What to do
What lines below include the word "UltraStudio"? Copy each one.

BEGIN

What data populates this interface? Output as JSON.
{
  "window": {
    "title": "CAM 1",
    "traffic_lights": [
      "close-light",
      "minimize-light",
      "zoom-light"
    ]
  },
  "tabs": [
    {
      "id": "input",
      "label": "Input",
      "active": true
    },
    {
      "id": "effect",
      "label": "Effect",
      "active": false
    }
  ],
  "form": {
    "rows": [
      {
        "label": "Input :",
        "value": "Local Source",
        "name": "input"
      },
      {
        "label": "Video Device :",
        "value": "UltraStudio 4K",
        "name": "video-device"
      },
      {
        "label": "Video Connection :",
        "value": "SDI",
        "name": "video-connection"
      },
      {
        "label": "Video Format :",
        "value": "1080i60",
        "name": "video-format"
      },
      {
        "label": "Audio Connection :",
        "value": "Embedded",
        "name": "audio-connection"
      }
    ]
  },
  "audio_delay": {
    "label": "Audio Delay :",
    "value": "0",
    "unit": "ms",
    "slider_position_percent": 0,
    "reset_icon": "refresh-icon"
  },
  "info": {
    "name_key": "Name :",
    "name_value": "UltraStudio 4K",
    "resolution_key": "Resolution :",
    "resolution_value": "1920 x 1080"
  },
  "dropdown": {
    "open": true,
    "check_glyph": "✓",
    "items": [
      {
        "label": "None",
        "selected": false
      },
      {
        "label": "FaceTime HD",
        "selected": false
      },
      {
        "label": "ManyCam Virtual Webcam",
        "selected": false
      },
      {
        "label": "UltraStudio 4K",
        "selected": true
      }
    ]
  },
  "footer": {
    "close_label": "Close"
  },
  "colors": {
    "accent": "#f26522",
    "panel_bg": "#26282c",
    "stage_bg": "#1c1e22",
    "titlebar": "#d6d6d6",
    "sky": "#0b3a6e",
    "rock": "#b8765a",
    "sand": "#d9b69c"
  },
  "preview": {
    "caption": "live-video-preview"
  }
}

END

Solution to this task
        "value": "UltraStudio 4K",
    "name_value": "UltraStudio 4K",
        "label": "UltraStudio 4K",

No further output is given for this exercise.